Diversity, Equity, and Inclusion

Industry has recently shifted its focus toward diversity, equity, and inclusion (DE&I) in clinical trials. Conversations regarding the heterogeneity of clinical and genetic data have been amplified. In April 2022, the FDA issued a guidance document to provide recommendations “to sponsors developing medical products on the approach for developing a Race and Ethnicity Diversity Plan … to enroll representative numbers of participants from underrepresented racial and ethnic populations in the United States.” Though the focus of the guidance is the US, this has amplified conversations about health equity globally and steered attention toward Africa.

Does this further open Africa up to the risks (and benefits) of being included in trials to meet enrollment targets? For sponsors truly committed to global health equity, this era may be the catalyst to focus research on Africa and advance the understanding that data from Africa could contribute genetic and clinical information that potentially benefits not only the 1.4 billion people in Africa but those of African descent located across the diaspora as well as other populations.

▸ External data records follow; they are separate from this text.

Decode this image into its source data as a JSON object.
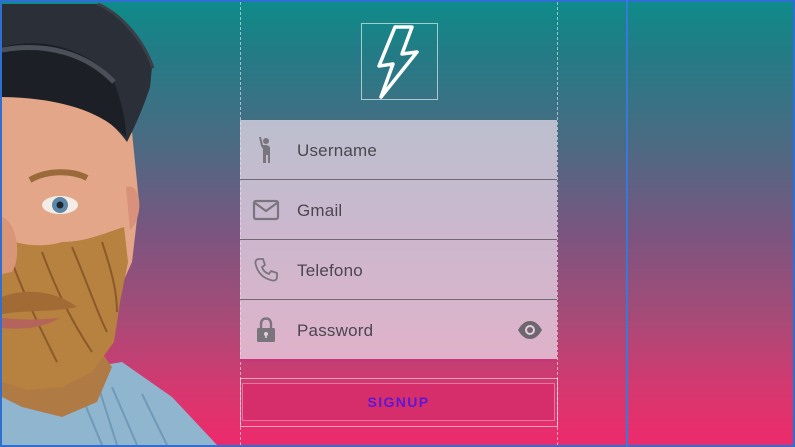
{
  "form": {
    "fields": [
      {
        "label": "Username",
        "icon": "person-waving-icon"
      },
      {
        "label": "Gmail",
        "icon": "mail-icon"
      },
      {
        "label": "Telefono",
        "icon": "phone-icon"
      },
      {
        "label": "Password",
        "icon": "lock-icon",
        "toggle_icon": "eye-icon"
      }
    ],
    "submit_label": "SIGNUP"
  },
  "logo": {
    "icon": "lightning-bolt-icon"
  },
  "colors": {
    "gradient_top": "#0d8c8a",
    "gradient_bottom": "#ee2a6b",
    "button_bg": "#d62d6b",
    "button_text": "#5c17d6",
    "field_text": "#4b4650",
    "guide_line": "#2f6fd1"
  }
}
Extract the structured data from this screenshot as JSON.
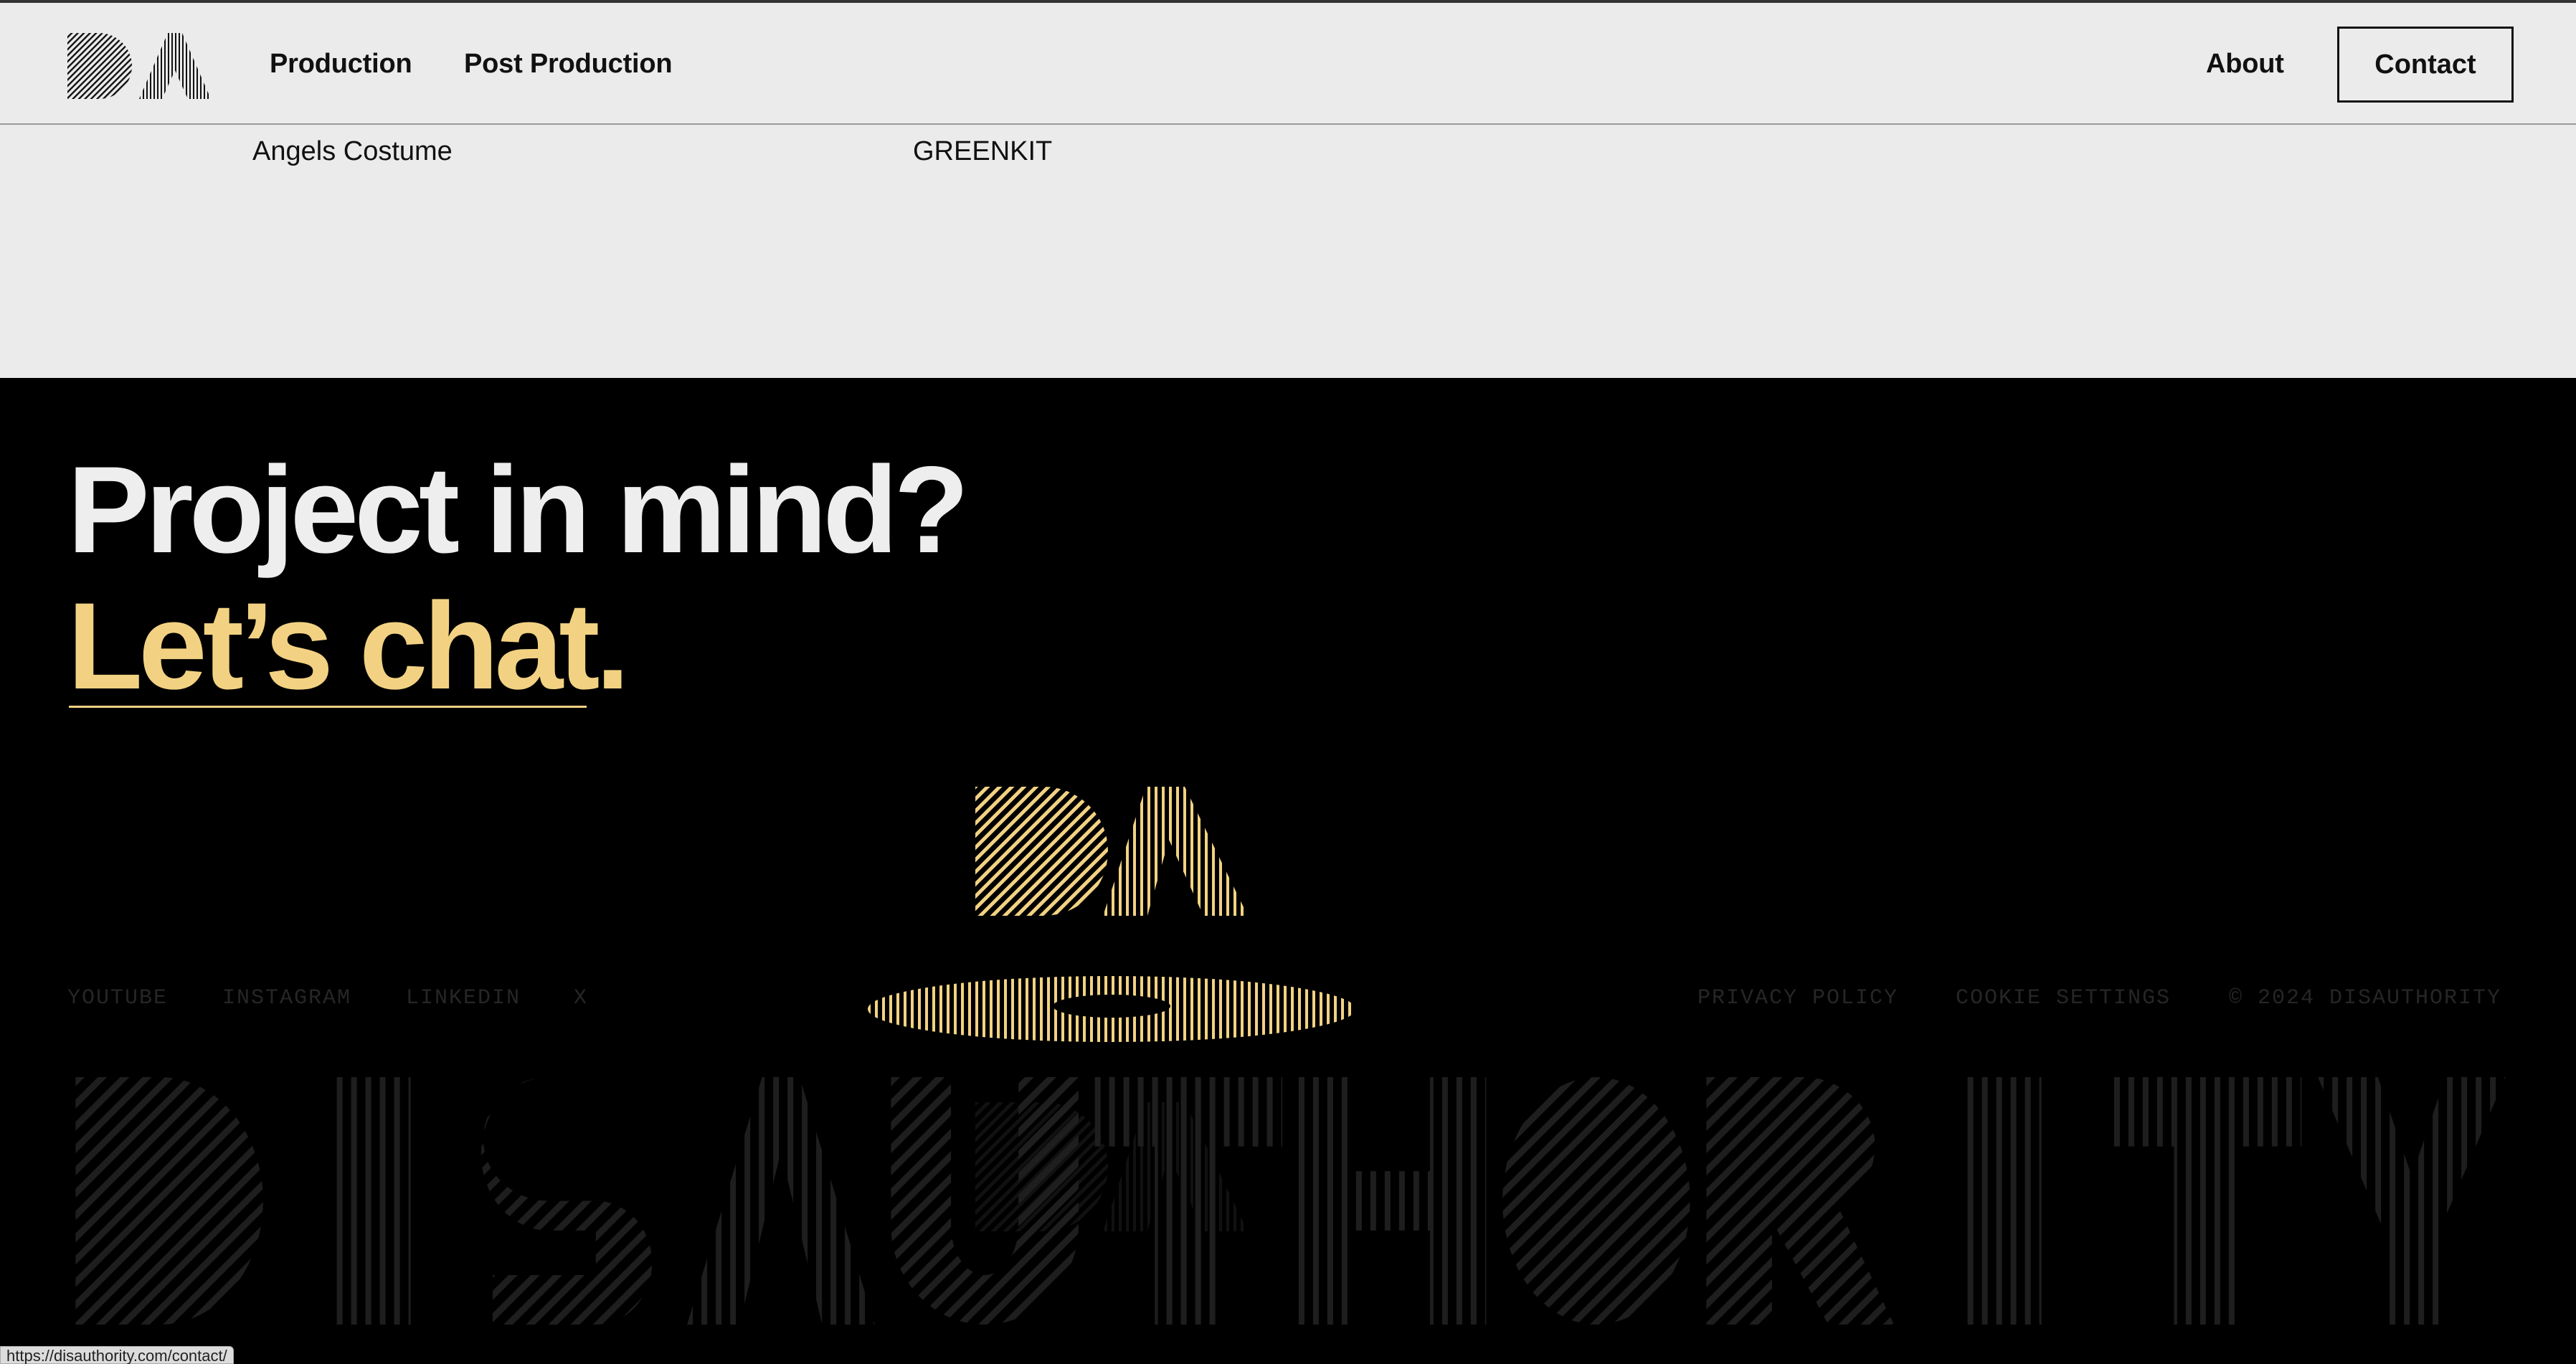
{
  "header": {
    "nav": {
      "production": "Production",
      "post_production": "Post Production",
      "about": "About",
      "contact": "Contact"
    }
  },
  "clients": [
    "Angels Costume",
    "GREENKIT"
  ],
  "footer": {
    "headline_line1": "Project in mind?",
    "headline_line2": "Let’s chat.",
    "social": [
      "YOUTUBE",
      "INSTAGRAM",
      "LINKEDIN",
      "X"
    ],
    "legal": {
      "privacy": "PRIVACY POLICY",
      "cookie": "COOKIE SETTINGS",
      "copyright": "© 2024 DISAUTHORITY"
    },
    "wordmark": "DISAUTHORITY"
  },
  "status_bar": {
    "url": "https://disauthority.com/contact/"
  },
  "colors": {
    "page_bg": "#ebebeb",
    "footer_bg": "#000000",
    "accent_gold": "#f2d282",
    "headline_white": "#eeeeee",
    "muted_footer_text": "#262626"
  },
  "icons": {
    "logo": "da-logo-icon",
    "emblem": "da-hat-emblem-icon"
  }
}
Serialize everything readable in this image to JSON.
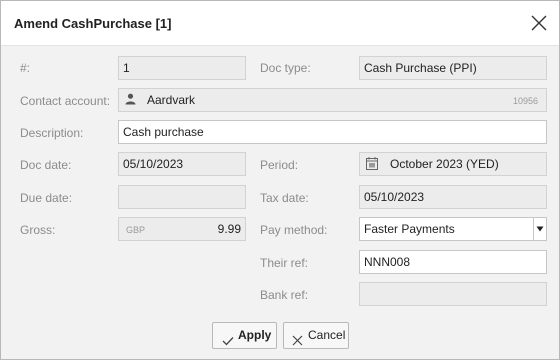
{
  "dialog": {
    "title": "Amend CashPurchase [1]"
  },
  "fields": {
    "number": {
      "label": "#:",
      "value": "1"
    },
    "doc_type": {
      "label": "Doc type:",
      "value": "Cash Purchase (PPI)"
    },
    "contact_account": {
      "label": "Contact account:",
      "value": "Aardvark",
      "code": "10956"
    },
    "description": {
      "label": "Description:",
      "value": "Cash purchase"
    },
    "doc_date": {
      "label": "Doc date:",
      "value": "05/10/2023"
    },
    "period": {
      "label": "Period:",
      "value": "October 2023 (YED)"
    },
    "due_date": {
      "label": "Due date:",
      "value": ""
    },
    "tax_date": {
      "label": "Tax date:",
      "value": "05/10/2023"
    },
    "gross": {
      "label": "Gross:",
      "currency": "GBP",
      "value": "9.99"
    },
    "pay_method": {
      "label": "Pay method:",
      "value": "Faster Payments"
    },
    "their_ref": {
      "label": "Their ref:",
      "value": "NNN008"
    },
    "bank_ref": {
      "label": "Bank ref:",
      "value": ""
    }
  },
  "buttons": {
    "apply": "Apply",
    "cancel": "Cancel"
  },
  "icons": {
    "close": "close-icon",
    "contact": "person-icon",
    "period": "calendar-icon",
    "dropdown": "dropdown-arrow-icon",
    "apply": "check-icon",
    "cancel": "x-icon"
  }
}
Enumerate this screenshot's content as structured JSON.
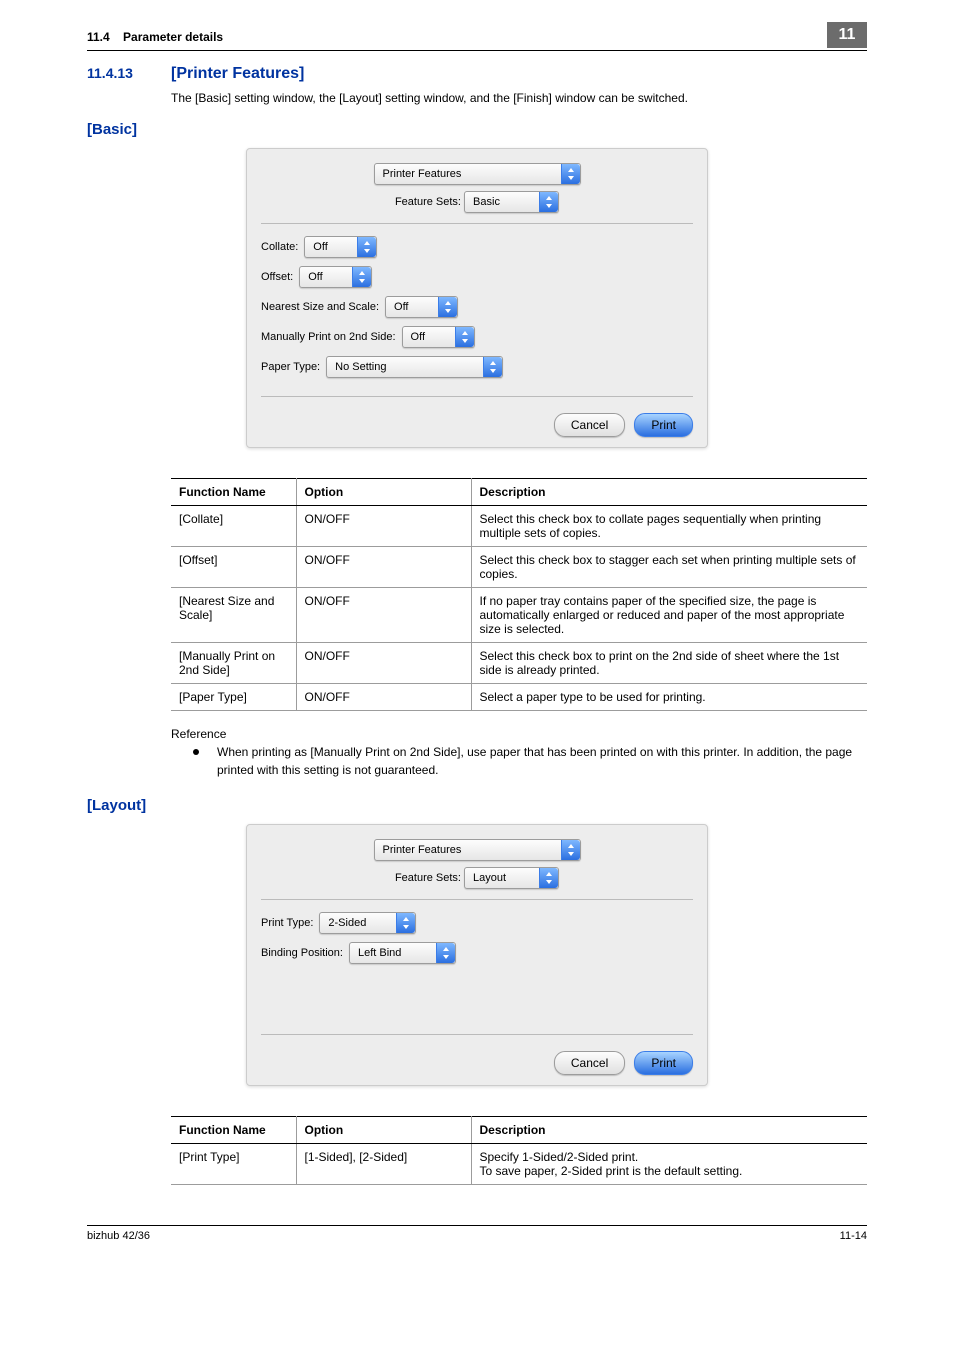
{
  "header": {
    "section_no": "11.4",
    "section_title": "Parameter details",
    "chapter_badge": "11"
  },
  "h2": {
    "num": "11.4.13",
    "title": "[Printer Features]"
  },
  "intro": "The [Basic] setting window, the [Layout] setting window, and the [Finish] window can be switched.",
  "basic": {
    "heading": "[Basic]",
    "dialog": {
      "main_select": "Printer Features",
      "feature_sets_label": "Feature Sets:",
      "feature_sets_value": "Basic",
      "fields": {
        "collate_label": "Collate:",
        "collate_value": "Off",
        "offset_label": "Offset:",
        "offset_value": "Off",
        "nearest_label": "Nearest Size and Scale:",
        "nearest_value": "Off",
        "manual_label": "Manually Print on 2nd Side:",
        "manual_value": "Off",
        "paper_type_label": "Paper Type:",
        "paper_type_value": "No Setting"
      },
      "cancel": "Cancel",
      "print": "Print"
    },
    "table": {
      "head": {
        "c1": "Function Name",
        "c2": "Option",
        "c3": "Description"
      },
      "rows": [
        {
          "c1": "[Collate]",
          "c2": "ON/OFF",
          "c3": "Select this check box to collate pages sequentially when printing multiple sets of copies."
        },
        {
          "c1": "[Offset]",
          "c2": "ON/OFF",
          "c3": "Select this check box to stagger each set when printing multiple sets of copies."
        },
        {
          "c1": "[Nearest Size and Scale]",
          "c2": "ON/OFF",
          "c3": "If no paper tray contains paper of the specified size, the page is automatically enlarged or reduced and paper of the most appropriate size is selected."
        },
        {
          "c1": "[Manually Print on 2nd Side]",
          "c2": "ON/OFF",
          "c3": "Select this check box to print on the 2nd side of sheet where the 1st side is already printed."
        },
        {
          "c1": "[Paper Type]",
          "c2": "ON/OFF",
          "c3": "Select a paper type to be used for printing."
        }
      ]
    },
    "reference_label": "Reference",
    "reference_bullet": "When printing as [Manually Print on 2nd Side], use paper that has been printed on with this printer. In addition, the page printed with this setting is not guaranteed."
  },
  "layout": {
    "heading": "[Layout]",
    "dialog": {
      "main_select": "Printer Features",
      "feature_sets_label": "Feature Sets:",
      "feature_sets_value": "Layout",
      "fields": {
        "print_type_label": "Print Type:",
        "print_type_value": "2-Sided",
        "binding_label": "Binding Position:",
        "binding_value": "Left Bind"
      },
      "cancel": "Cancel",
      "print": "Print"
    },
    "table": {
      "head": {
        "c1": "Function Name",
        "c2": "Option",
        "c3": "Description"
      },
      "rows": [
        {
          "c1": "[Print Type]",
          "c2": "[1-Sided], [2-Sided]",
          "c3": "Specify 1-Sided/2-Sided print.\nTo save paper, 2-Sided print is the default setting."
        }
      ]
    }
  },
  "footer": {
    "left": "bizhub 42/36",
    "right": "11-14"
  }
}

As the US shifts towards more actively including “African-American” patients in clinical trials, similarities in factors that impact their enrollment are mirrored on the African continent: Mistrust, lack of community and cultural understanding, and historical abuses have also been seen across African countries. From the Tuskegee Study to Henrietta Lacks’ cells to the 1996 Trovan study conducted in northern Nigeria, to misuse of DNA from nearly 2100 genomes of Ugandan people, lack of trust in clinical research and drug development among Africans and those of African descent across the diaspora is a genuine barrier to enrollment.

A significant risk to the conduct of African clinical trials that meet global standards is that African populations are often looked upon as needing to be “saved” and are approached with an attitude of charity. The sentiment that the research being conducted in a rural setting, for example, has the potential to save many lives, or is of interest for the greater good, and therefore outweighs upholding the principles of GCP, leads to the question: Are the participants in studies conducted by such researchers aware that they are part of a clinical trial and what this means? How often are samples and data being used to benefit or satisfy the curiosities of the West without the knowledge or consent of research participants?

The paucity of clinical trials across the continent also leads to unawareness, or inadequate application, of global trial standards by research-naïve professionals who have only experienced research in the setting of their own country. Conversations with researchers in different African countries confirm their being approached by sponsors to conduct studies in pregnant women or to investigate oncology investigational products at higher doses than used in countries outside Africa. These practices create the distrust that Africans across the continent and diaspora have towards clinical research. They also highlight the need for researchers with global experience, from across the continent and around the world, to disseminate their knowledge of global standards to support the growth of clinical trials and drug development across Africa, and the need for sponsor companies to be strictly regulated as they conduct clinical trials in African countries.

These attitudes towards research conducted across Africa are detrimental to the protection of the safety, rights, and well-being of African populations and are sometimes expressed by medical doctors who do not distinguish between a medical practitioner and a research professional. Illiterate and poor populations are some of the most vulnerable; however, illiterate and poor does not equate to unintelligent or unworthy of dignity, and we would do well to remember that the population of Africa includes millions of literate children and adults, with an average literacy rate of 67%.

The authors thank Ian Mugisa, Joyce Batera, Marvin Buleera, Keneth Mugisa, Diana Nakitto, and Sharon Kiggundu from the Uganda National Drug Authority for their contributions to this article.